--- START ---

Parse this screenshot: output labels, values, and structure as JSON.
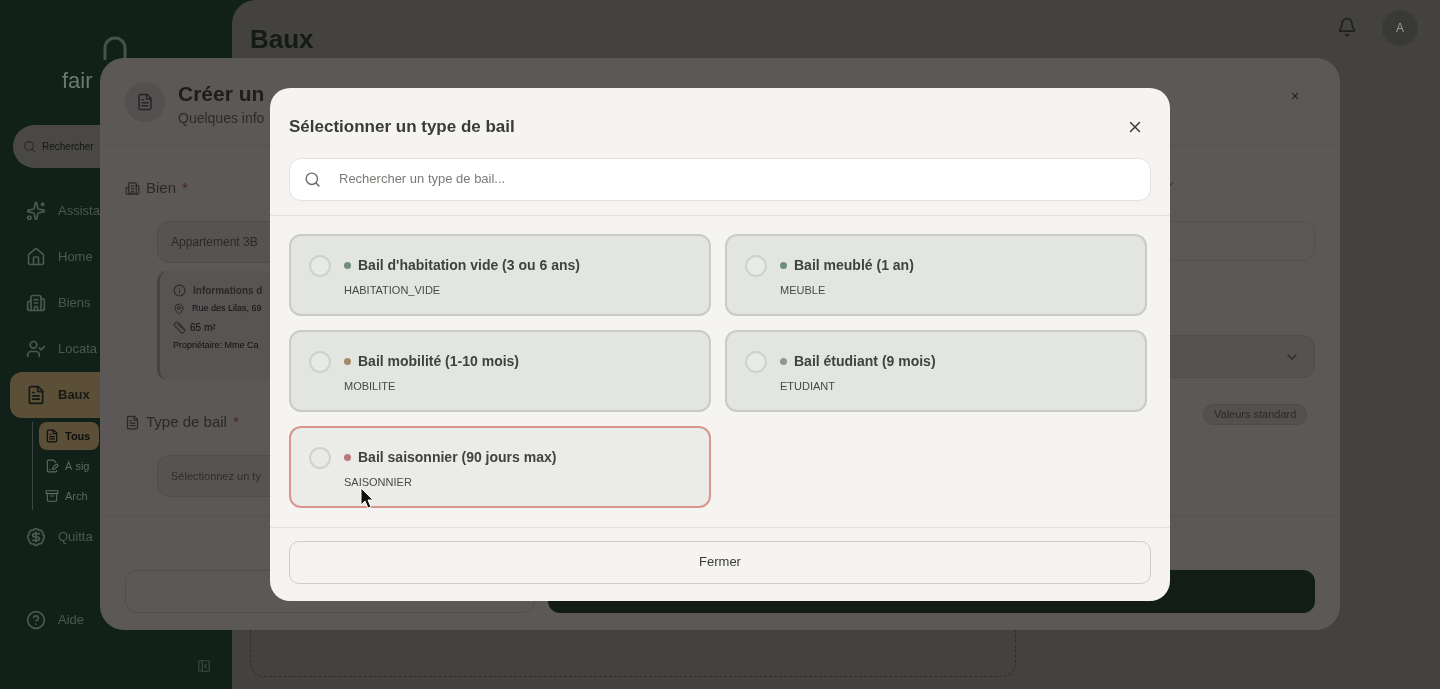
{
  "sidebar": {
    "logo": "fair",
    "search_placeholder": "Rechercher",
    "items": [
      {
        "label": "Assista",
        "selected": false
      },
      {
        "label": "Home",
        "selected": false
      },
      {
        "label": "Biens",
        "selected": false
      },
      {
        "label": "Locata",
        "selected": false
      },
      {
        "label": "Baux",
        "selected": true,
        "children": [
          {
            "label": "Tous",
            "selected": true
          },
          {
            "label": "À sig",
            "selected": false
          },
          {
            "label": "Arch",
            "selected": false
          }
        ]
      },
      {
        "label": "Quitta",
        "selected": false
      }
    ],
    "footer_items": [
      {
        "label": "Aide"
      }
    ]
  },
  "page": {
    "title": "Baux"
  },
  "header": {
    "avatar": "A"
  },
  "create_dialog": {
    "title": "Créer un",
    "subtitle": "Quelques info",
    "close": "×",
    "property_label": "Bien",
    "property_required": "*",
    "property_value": "Appartement 3B",
    "info": {
      "title": "Informations d",
      "address": "Rue des Lilas, 69",
      "area": "65 m²",
      "owner": "Propriétaire: Mme Ca"
    },
    "type_label": "Type de bail",
    "type_required": "*",
    "type_placeholder": "Sélectionnez un ty",
    "badge": "Valeurs standard"
  },
  "type_dialog": {
    "title": "Sélectionner un type de bail",
    "search_placeholder": "Rechercher un type de bail...",
    "options": [
      {
        "label": "Bail d'habitation vide (3 ou 6 ans)",
        "code": "HABITATION_VIDE",
        "color": "#6f8f7a",
        "selected": false,
        "hovered": false
      },
      {
        "label": "Bail meublé (1 an)",
        "code": "MEUBLE",
        "color": "#6f8f7a",
        "selected": false,
        "hovered": false
      },
      {
        "label": "Bail mobilité (1-10 mois)",
        "code": "MOBILITE",
        "color": "#a08a6a",
        "selected": false,
        "hovered": false
      },
      {
        "label": "Bail étudiant (9 mois)",
        "code": "ETUDIANT",
        "color": "#8f9691",
        "selected": false,
        "hovered": false
      },
      {
        "label": "Bail saisonnier (90 jours max)",
        "code": "SAISONNIER",
        "color": "#b87a78",
        "selected": false,
        "hovered": true
      }
    ],
    "close_button": "Fermer"
  }
}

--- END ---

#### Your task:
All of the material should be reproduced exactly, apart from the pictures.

#### Result of this task:
Parse this screenshot: output labels, values, and structure as JSON.
{
  "sidebar": {
    "logo": "fair",
    "search_placeholder": "Rechercher",
    "items": [
      {
        "label": "Assista",
        "selected": false
      },
      {
        "label": "Home",
        "selected": false
      },
      {
        "label": "Biens",
        "selected": false
      },
      {
        "label": "Locata",
        "selected": false
      },
      {
        "label": "Baux",
        "selected": true,
        "children": [
          {
            "label": "Tous",
            "selected": true
          },
          {
            "label": "À sig",
            "selected": false
          },
          {
            "label": "Arch",
            "selected": false
          }
        ]
      },
      {
        "label": "Quitta",
        "selected": false
      }
    ],
    "footer_items": [
      {
        "label": "Aide"
      }
    ]
  },
  "page": {
    "title": "Baux"
  },
  "header": {
    "avatar": "A"
  },
  "create_dialog": {
    "title": "Créer un",
    "subtitle": "Quelques info",
    "close": "×",
    "property_label": "Bien",
    "property_required": "*",
    "property_value": "Appartement 3B",
    "info": {
      "title": "Informations d",
      "address": "Rue des Lilas, 69",
      "area": "65 m²",
      "owner": "Propriétaire: Mme Ca"
    },
    "type_label": "Type de bail",
    "type_required": "*",
    "type_placeholder": "Sélectionnez un ty",
    "badge": "Valeurs standard"
  },
  "type_dialog": {
    "title": "Sélectionner un type de bail",
    "search_placeholder": "Rechercher un type de bail...",
    "options": [
      {
        "label": "Bail d'habitation vide (3 ou 6 ans)",
        "code": "HABITATION_VIDE",
        "color": "#6f8f7a",
        "selected": false,
        "hovered": false
      },
      {
        "label": "Bail meublé (1 an)",
        "code": "MEUBLE",
        "color": "#6f8f7a",
        "selected": false,
        "hovered": false
      },
      {
        "label": "Bail mobilité (1-10 mois)",
        "code": "MOBILITE",
        "color": "#a08a6a",
        "selected": false,
        "hovered": false
      },
      {
        "label": "Bail étudiant (9 mois)",
        "code": "ETUDIANT",
        "color": "#8f9691",
        "selected": false,
        "hovered": false
      },
      {
        "label": "Bail saisonnier (90 jours max)",
        "code": "SAISONNIER",
        "color": "#b87a78",
        "selected": false,
        "hovered": true
      }
    ],
    "close_button": "Fermer"
  }
}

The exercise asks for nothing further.